Mikk Langeproon: Light and darkness
perjantai 28.02. klo 19.00
Lutherinkatu 3, Helsinki
Light and Darkness
Uuno Klami: Suite for String Orchestra, Tauno Aints: Concerto for Accordion and Chamber Orchestra World Premiere, Einojuhani Rautavaara: Divertimento for String Orchestra, Dimitry Shostakovich: Chamber Symphony in C minor, Op. 110a.
Mikk Langeproon, accordion | James Salomon Kahane, conductor.

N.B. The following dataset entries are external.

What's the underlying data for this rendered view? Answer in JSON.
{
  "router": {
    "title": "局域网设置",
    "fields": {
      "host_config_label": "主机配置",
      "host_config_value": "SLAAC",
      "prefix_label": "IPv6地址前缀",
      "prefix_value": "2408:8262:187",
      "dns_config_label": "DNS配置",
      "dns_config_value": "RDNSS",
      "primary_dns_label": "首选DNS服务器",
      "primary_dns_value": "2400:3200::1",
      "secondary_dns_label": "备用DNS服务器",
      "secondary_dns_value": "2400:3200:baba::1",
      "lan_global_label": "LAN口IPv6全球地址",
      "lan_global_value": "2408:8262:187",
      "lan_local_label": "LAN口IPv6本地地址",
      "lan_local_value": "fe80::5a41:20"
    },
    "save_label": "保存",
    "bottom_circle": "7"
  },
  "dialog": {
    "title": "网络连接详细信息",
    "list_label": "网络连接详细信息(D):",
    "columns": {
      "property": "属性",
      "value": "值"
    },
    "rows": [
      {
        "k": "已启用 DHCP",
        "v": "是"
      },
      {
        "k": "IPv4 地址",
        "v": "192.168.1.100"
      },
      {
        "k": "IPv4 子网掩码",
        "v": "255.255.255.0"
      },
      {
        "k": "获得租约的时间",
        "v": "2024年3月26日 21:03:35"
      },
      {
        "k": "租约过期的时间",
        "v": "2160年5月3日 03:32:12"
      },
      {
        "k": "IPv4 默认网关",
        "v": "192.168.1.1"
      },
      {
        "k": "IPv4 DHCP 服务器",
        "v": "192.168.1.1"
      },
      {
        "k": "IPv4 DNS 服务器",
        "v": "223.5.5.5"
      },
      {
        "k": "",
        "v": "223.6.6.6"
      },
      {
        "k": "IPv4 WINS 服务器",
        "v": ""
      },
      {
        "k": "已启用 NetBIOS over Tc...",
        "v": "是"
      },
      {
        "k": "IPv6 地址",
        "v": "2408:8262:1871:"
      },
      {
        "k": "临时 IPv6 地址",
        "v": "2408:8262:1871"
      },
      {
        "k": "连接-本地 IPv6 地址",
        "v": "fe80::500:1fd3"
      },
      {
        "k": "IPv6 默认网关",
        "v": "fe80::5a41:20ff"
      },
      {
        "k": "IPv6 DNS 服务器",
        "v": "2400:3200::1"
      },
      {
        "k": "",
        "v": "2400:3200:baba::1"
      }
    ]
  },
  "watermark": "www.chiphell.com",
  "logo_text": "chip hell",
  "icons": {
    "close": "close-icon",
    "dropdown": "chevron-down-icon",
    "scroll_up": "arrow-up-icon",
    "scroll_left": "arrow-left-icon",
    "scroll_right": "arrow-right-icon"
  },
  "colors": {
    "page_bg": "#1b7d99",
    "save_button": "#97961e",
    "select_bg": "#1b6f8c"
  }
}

In the collective unconscious, the north has always been a place of mystery and darkness, where nature retains its rights over mankind and the night is pitch black. It is also, however, a place where the light that shines there is made brighter, more powerful, and awe-inspiringly beautiful by contrast. In these lands of extremes, the foothold of civilization has always always seen unique cultures rise, which have been marked by their strong individuality and differences in regards to the European traditions. In music, these unique cultures have manifested through the ages through different approaches to the idioms of the western classical scene, and each of the 3 countries whose music will be heard on this program, Russia, Estonia, and Finland, have created their own strong musical identities that, despite the close proximity of these neighboring lands, are as different and individual as their cultures are. One element, however, seems to be recurring in these 3 cultures, and is often an underlying tone expressed in their respective music: the eternal dichotomy between light and darkness, with all their possible facets, meanings, and interpretations. Each piece performed on this program, whether it is conscious or not, direct or indirect, through the prism of human emotions or through the means of a most neutral contemplation, relates to this dichotomy and draws a parallel between the 3 unique cultures they represent. The mysteries, dreams, torments and cold that are bound to the darkness, and the hope connected to the light that opposes it, shape the melodies and the harmonies in remarkably different ways in each of the composers' own psyche.